|Keywords||Nano TiO2 composite Mercury vapor sol-gel method Photocatalytic oxidation|
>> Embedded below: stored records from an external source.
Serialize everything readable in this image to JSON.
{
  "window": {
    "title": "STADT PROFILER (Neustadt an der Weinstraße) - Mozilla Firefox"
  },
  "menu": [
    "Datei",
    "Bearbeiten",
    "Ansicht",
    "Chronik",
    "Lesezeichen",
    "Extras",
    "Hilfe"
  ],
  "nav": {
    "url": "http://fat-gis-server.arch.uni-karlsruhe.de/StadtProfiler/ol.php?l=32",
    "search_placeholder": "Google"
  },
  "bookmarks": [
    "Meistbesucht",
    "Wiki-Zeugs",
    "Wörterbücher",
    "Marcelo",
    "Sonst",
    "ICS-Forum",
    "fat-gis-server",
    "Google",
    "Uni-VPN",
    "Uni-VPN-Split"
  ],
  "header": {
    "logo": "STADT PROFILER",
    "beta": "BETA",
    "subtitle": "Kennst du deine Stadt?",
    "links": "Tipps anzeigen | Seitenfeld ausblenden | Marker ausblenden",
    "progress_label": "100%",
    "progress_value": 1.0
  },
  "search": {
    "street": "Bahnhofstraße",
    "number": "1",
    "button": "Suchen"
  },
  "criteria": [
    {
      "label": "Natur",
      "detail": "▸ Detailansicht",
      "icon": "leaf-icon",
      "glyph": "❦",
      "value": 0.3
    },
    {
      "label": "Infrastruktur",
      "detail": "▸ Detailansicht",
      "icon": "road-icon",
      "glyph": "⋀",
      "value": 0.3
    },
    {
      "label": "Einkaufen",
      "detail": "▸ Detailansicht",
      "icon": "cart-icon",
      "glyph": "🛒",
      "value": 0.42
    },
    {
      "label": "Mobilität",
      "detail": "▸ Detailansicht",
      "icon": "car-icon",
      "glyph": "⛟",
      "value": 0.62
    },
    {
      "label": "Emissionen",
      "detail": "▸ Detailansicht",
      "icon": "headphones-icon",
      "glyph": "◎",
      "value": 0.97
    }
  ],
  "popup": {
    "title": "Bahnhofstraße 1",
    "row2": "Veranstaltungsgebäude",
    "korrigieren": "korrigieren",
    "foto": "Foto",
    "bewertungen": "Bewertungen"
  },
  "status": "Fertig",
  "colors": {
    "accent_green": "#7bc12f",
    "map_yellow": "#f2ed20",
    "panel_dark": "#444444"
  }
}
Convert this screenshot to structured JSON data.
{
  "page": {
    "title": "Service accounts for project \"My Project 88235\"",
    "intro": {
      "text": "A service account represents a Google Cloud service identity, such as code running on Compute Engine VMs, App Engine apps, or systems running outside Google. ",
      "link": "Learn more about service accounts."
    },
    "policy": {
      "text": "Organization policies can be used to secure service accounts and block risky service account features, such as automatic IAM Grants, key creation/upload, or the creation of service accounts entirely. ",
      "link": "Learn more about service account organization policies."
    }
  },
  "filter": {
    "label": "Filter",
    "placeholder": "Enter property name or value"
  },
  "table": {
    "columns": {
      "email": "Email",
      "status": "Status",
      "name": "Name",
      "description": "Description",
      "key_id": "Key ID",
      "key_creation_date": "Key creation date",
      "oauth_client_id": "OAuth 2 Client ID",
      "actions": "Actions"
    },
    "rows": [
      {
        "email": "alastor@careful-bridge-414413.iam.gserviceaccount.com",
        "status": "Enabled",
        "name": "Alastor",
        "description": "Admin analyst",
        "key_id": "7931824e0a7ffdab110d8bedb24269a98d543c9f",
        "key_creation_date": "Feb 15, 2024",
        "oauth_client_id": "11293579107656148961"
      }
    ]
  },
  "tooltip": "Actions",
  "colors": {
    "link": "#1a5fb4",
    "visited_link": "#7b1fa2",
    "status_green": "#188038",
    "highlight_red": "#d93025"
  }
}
Mercury is a toxic heavy metal with a property of bioaccumulation along the food chains. The emission of mercury into the atmosphere increases day by day due to the great demand of coal consumption in the global power and energy resource, resulting to severe harms to human beings and the environment. Our research focuses on the exploitation of novel photo catalysts——nano TiO2 composites, and its application to the mercury vapor control.A process by sol-gel method has been developed to synthesize the catalysts of activated carbon （AC） and aluminium silicate fibers （fibers） coated with nano-scale TiO2 particulates （TiO2-AC, TiO2-fiber）. X-ray diffraction spectroscopy （XRD） and other testing methods were utilized to characterize the catalysts. Photocatalytic oxidation experiments with the catalysts for mercury vapor removal were carried out in a photoreactor with on-line monitor under ultraviolet （UV） irradiation at the wave length of 253.7nm. And then the catalysts after removal experiments were tested to determine the mercury species and its behavior during photocatalytic reaction. At last, simulate the chemical dynamics equation on the base of the results to identify the reaction grade.The results show that it is effective to load TiO2 particulates at the size of 10 30nm on AC and fibers by sol-gel method. The composites loaded with TiO2 in anatase phase indicates remarkably high photocatalytic removal rate of mercury vapor, exhibiting synergistic adsorption and photo-oxidation ability, and achieving the removal rate high up to 86%. When the proportion of the ethanol and acetic acid in the sol reaches 2/1, the catalysts demonstrate the most active photocatalytic ability. In the reaction, the O2 concentration of 5% in simulated flue gas has been abundant for the catalytic capture, further enhancement of O2 has no impact on the removal rate. With the increase of the water vapor concentration in the ambience, the retention rate of mercury gets promoted first, and then maintains steadily. While with the irradiation intensity of 3.3 mW/ cm2, the reaction gets enough UV to get rid of the mercury, and further increase of the irradiation won’t stimulate the removal. With the elevation of temperature in the range of 3070℃, firstly, the removal rate keeps still, while growing to 100℃, the catalytic removal got stunted obviously, showing that relatively high temperature restrains the catalytic reaction.The mercury species determination experiments show that all of mercury oxide proportions in the catalysts maintain up to 83%, validating the existence of the photocatalytic oxidation of mercury vapor directly. On one side, O2 with the content of 5% in the simulated flue gas is adequate to catalyze the oxidation of Hg, and the HgO proportion doesn’t change with the increase of O2. On the other side, the oxidation will be stimulated with the increase of moisture at low level. While reaching 2.5%, the further increase of water vapor concentration will stunt the reaction. In addition, all of the oxidation rates in 5 conditions exceed 84%, elucidating obvious oxidation effect. And at last, the simulation results show that the catalytic removal follows the dynamic equation of grade 1.